What is expected: Would you please copy each line of the listing that mentions "FileSlack"?

Dataset content:
┌──
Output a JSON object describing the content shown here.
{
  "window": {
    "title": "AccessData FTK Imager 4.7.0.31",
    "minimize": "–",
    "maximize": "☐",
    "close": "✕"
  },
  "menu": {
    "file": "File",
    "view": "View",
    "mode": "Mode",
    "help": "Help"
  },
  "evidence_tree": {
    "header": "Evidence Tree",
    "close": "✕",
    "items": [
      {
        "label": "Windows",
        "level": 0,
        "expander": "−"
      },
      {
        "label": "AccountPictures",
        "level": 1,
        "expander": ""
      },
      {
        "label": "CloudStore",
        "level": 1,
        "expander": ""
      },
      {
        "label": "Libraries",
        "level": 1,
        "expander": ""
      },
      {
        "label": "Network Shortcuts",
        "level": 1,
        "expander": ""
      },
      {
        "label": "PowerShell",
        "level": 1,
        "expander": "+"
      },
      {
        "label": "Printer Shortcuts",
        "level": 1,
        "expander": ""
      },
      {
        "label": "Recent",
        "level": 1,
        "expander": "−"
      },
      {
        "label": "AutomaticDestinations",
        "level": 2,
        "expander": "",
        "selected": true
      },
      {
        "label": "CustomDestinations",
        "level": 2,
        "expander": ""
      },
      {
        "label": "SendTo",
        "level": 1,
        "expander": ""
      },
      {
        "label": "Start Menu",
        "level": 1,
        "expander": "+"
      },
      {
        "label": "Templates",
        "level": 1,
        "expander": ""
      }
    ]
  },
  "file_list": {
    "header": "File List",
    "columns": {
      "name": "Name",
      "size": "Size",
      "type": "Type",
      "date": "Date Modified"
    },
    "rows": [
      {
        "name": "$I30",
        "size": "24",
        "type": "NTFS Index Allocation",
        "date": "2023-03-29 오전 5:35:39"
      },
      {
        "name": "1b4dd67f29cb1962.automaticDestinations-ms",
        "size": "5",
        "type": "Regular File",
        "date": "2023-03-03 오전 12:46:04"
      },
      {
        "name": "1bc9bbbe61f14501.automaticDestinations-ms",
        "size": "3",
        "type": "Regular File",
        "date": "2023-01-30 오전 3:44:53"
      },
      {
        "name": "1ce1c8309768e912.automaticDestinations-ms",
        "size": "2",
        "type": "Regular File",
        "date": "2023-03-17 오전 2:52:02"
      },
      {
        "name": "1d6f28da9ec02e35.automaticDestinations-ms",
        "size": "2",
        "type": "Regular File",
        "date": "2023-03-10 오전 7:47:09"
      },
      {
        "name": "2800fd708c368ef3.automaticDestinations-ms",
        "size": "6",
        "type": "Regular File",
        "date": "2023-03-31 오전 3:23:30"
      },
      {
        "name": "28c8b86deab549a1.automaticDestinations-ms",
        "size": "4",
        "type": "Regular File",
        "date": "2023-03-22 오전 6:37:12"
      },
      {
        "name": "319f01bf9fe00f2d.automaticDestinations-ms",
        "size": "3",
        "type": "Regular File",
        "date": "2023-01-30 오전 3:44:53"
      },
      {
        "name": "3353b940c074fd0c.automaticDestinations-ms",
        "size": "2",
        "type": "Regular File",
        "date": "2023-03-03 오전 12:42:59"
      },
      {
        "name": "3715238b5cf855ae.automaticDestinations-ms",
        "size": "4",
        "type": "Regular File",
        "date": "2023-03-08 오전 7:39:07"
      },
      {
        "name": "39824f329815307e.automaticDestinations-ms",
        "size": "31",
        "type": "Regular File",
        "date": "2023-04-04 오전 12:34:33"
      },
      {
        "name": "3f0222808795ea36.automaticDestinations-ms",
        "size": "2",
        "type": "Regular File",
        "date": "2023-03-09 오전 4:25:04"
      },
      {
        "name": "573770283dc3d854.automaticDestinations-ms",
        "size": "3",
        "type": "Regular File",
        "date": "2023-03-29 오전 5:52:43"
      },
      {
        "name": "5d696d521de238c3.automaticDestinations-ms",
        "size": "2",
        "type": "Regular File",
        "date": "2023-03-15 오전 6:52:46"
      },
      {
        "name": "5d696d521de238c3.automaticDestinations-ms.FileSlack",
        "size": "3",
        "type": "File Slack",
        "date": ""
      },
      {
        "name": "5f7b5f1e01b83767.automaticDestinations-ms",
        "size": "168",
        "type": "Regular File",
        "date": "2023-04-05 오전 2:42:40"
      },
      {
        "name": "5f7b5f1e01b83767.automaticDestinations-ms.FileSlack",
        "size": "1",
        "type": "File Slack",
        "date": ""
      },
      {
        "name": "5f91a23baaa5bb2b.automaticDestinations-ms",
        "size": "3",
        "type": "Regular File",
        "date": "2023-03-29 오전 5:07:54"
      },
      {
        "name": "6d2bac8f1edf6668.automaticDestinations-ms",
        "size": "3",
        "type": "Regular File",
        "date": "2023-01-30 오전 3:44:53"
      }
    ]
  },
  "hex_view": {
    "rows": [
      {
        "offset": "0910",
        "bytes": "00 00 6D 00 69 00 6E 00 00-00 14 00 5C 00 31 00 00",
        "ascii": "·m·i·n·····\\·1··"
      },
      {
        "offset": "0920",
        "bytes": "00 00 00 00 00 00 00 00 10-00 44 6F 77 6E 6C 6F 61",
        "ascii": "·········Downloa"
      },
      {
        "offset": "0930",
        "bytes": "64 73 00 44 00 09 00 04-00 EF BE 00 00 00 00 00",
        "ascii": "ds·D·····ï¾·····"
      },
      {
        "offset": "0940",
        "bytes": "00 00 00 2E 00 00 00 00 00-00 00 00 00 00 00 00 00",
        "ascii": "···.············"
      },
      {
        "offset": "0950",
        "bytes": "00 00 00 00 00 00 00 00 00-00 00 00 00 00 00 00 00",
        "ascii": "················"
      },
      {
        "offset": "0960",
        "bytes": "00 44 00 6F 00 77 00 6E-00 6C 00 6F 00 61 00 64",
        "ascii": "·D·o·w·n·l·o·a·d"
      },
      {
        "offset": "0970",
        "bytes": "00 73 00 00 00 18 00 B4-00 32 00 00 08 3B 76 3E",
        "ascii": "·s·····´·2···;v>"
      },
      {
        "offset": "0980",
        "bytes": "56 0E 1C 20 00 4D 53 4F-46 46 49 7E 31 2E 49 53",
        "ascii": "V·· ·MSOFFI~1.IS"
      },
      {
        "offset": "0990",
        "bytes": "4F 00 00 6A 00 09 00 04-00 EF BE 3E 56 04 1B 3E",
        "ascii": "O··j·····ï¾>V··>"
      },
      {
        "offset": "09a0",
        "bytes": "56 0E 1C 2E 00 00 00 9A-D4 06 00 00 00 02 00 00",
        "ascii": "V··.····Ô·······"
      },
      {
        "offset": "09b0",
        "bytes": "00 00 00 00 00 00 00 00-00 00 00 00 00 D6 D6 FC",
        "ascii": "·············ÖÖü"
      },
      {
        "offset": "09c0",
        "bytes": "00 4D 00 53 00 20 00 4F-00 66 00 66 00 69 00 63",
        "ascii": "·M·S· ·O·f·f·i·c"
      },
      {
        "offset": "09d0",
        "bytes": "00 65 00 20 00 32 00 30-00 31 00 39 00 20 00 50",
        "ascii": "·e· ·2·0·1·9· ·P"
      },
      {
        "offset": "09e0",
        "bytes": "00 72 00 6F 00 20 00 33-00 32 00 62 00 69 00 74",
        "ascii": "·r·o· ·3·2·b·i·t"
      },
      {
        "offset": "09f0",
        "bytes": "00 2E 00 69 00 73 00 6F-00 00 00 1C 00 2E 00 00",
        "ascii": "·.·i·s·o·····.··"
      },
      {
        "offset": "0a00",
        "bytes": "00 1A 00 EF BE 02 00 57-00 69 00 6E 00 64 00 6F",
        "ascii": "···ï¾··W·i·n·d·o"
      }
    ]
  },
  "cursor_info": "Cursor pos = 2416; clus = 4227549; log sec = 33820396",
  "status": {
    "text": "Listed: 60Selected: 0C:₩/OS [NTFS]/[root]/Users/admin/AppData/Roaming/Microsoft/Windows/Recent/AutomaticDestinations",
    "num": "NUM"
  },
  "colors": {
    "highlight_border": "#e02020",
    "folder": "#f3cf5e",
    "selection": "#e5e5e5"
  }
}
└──
Exercise solution:
        "name": "5d696d521de238c3.automaticDestinations-ms.FileSlack",
        "name": "5f7b5f1e01b83767.automaticDestinations-ms.FileSlack",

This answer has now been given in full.